**Aim of the task**
What is needed is a verbatim copy of every record below, with the pictures left out.

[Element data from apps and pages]
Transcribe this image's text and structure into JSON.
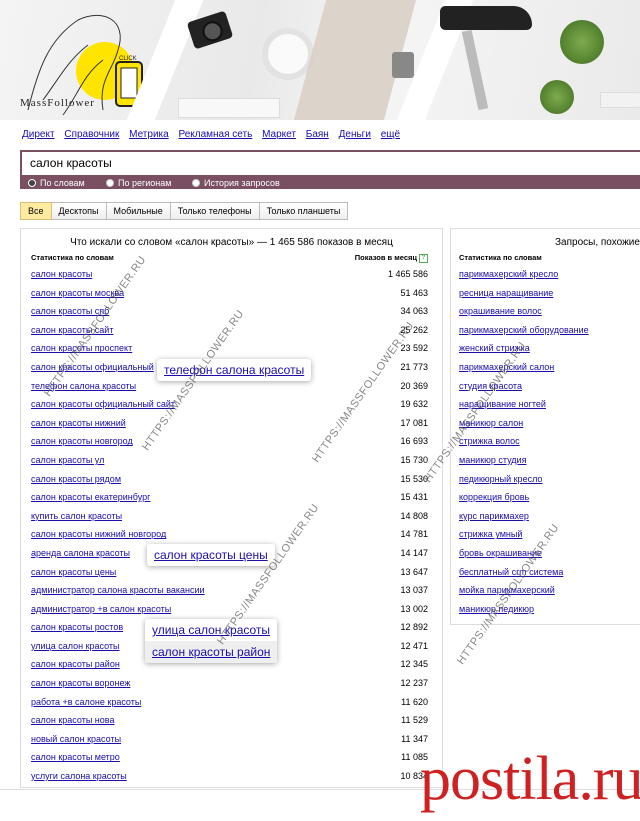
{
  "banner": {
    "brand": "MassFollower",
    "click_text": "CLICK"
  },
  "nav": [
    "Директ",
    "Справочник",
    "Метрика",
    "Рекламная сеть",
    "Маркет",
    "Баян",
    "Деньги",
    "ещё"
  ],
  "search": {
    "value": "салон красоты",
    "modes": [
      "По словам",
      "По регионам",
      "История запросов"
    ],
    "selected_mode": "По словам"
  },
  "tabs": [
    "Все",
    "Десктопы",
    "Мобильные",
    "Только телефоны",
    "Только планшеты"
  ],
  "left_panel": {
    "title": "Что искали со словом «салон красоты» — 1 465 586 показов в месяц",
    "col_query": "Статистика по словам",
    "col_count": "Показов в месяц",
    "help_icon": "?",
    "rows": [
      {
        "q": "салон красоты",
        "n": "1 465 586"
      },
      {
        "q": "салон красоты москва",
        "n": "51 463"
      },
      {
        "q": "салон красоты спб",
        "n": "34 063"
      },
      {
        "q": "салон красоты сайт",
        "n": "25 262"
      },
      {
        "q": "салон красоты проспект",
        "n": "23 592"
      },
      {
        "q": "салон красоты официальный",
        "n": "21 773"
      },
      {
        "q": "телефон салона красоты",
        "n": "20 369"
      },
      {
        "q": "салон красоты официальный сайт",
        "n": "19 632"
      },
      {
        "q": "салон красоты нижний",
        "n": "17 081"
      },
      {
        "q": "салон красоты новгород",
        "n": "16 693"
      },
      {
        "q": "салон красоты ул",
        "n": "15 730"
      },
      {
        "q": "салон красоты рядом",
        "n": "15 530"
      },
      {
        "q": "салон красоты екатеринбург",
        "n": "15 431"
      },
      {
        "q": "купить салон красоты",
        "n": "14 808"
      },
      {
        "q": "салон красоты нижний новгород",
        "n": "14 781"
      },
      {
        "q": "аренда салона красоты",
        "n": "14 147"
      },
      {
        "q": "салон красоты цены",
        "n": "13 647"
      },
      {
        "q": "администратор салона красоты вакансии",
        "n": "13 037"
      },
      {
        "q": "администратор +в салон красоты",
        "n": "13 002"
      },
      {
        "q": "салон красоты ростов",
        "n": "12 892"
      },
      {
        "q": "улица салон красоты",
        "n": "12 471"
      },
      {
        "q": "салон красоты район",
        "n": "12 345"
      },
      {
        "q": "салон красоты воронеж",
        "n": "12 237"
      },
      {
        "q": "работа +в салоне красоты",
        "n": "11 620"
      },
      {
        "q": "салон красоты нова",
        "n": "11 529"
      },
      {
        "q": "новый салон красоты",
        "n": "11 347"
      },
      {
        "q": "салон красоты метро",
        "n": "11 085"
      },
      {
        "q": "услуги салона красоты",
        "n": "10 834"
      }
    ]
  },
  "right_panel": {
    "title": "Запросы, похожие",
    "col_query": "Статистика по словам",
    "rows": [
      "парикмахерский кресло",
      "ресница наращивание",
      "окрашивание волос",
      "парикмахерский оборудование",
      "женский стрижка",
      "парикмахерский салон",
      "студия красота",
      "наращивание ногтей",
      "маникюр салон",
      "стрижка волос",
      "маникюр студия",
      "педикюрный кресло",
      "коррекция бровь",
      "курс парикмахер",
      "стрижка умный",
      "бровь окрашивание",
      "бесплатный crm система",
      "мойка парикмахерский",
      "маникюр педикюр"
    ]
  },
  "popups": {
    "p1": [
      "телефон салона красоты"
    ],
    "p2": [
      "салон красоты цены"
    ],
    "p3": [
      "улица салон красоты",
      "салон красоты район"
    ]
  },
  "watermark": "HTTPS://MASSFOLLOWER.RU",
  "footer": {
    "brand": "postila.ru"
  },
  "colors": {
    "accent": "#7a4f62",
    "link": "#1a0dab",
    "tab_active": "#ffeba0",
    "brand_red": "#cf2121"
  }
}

**Task answer**
Transcribe this image's text and structure into JSON.
{
  "banner": {
    "brand": "MassFollower",
    "click_text": "CLICK"
  },
  "nav": [
    "Директ",
    "Справочник",
    "Метрика",
    "Рекламная сеть",
    "Маркет",
    "Баян",
    "Деньги",
    "ещё"
  ],
  "search": {
    "value": "салон красоты",
    "modes": [
      "По словам",
      "По регионам",
      "История запросов"
    ],
    "selected_mode": "По словам"
  },
  "tabs": [
    "Все",
    "Десктопы",
    "Мобильные",
    "Только телефоны",
    "Только планшеты"
  ],
  "left_panel": {
    "title": "Что искали со словом «салон красоты» — 1 465 586 показов в месяц",
    "col_query": "Статистика по словам",
    "col_count": "Показов в месяц",
    "help_icon": "?",
    "rows": [
      {
        "q": "салон красоты",
        "n": "1 465 586"
      },
      {
        "q": "салон красоты москва",
        "n": "51 463"
      },
      {
        "q": "салон красоты спб",
        "n": "34 063"
      },
      {
        "q": "салон красоты сайт",
        "n": "25 262"
      },
      {
        "q": "салон красоты проспект",
        "n": "23 592"
      },
      {
        "q": "салон красоты официальный",
        "n": "21 773"
      },
      {
        "q": "телефон салона красоты",
        "n": "20 369"
      },
      {
        "q": "салон красоты официальный сайт",
        "n": "19 632"
      },
      {
        "q": "салон красоты нижний",
        "n": "17 081"
      },
      {
        "q": "салон красоты новгород",
        "n": "16 693"
      },
      {
        "q": "салон красоты ул",
        "n": "15 730"
      },
      {
        "q": "салон красоты рядом",
        "n": "15 530"
      },
      {
        "q": "салон красоты екатеринбург",
        "n": "15 431"
      },
      {
        "q": "купить салон красоты",
        "n": "14 808"
      },
      {
        "q": "салон красоты нижний новгород",
        "n": "14 781"
      },
      {
        "q": "аренда салона красоты",
        "n": "14 147"
      },
      {
        "q": "салон красоты цены",
        "n": "13 647"
      },
      {
        "q": "администратор салона красоты вакансии",
        "n": "13 037"
      },
      {
        "q": "администратор +в салон красоты",
        "n": "13 002"
      },
      {
        "q": "салон красоты ростов",
        "n": "12 892"
      },
      {
        "q": "улица салон красоты",
        "n": "12 471"
      },
      {
        "q": "салон красоты район",
        "n": "12 345"
      },
      {
        "q": "салон красоты воронеж",
        "n": "12 237"
      },
      {
        "q": "работа +в салоне красоты",
        "n": "11 620"
      },
      {
        "q": "салон красоты нова",
        "n": "11 529"
      },
      {
        "q": "новый салон красоты",
        "n": "11 347"
      },
      {
        "q": "салон красоты метро",
        "n": "11 085"
      },
      {
        "q": "услуги салона красоты",
        "n": "10 834"
      }
    ]
  },
  "right_panel": {
    "title": "Запросы, похожие",
    "col_query": "Статистика по словам",
    "rows": [
      "парикмахерский кресло",
      "ресница наращивание",
      "окрашивание волос",
      "парикмахерский оборудование",
      "женский стрижка",
      "парикмахерский салон",
      "студия красота",
      "наращивание ногтей",
      "маникюр салон",
      "стрижка волос",
      "маникюр студия",
      "педикюрный кресло",
      "коррекция бровь",
      "курс парикмахер",
      "стрижка умный",
      "бровь окрашивание",
      "бесплатный crm система",
      "мойка парикмахерский",
      "маникюр педикюр"
    ]
  },
  "popups": {
    "p1": [
      "телефон салона красоты"
    ],
    "p2": [
      "салон красоты цены"
    ],
    "p3": [
      "улица салон красоты",
      "салон красоты район"
    ]
  },
  "watermark": "HTTPS://MASSFOLLOWER.RU",
  "footer": {
    "brand": "postila.ru"
  },
  "colors": {
    "accent": "#7a4f62",
    "link": "#1a0dab",
    "tab_active": "#ffeba0",
    "brand_red": "#cf2121"
  }
}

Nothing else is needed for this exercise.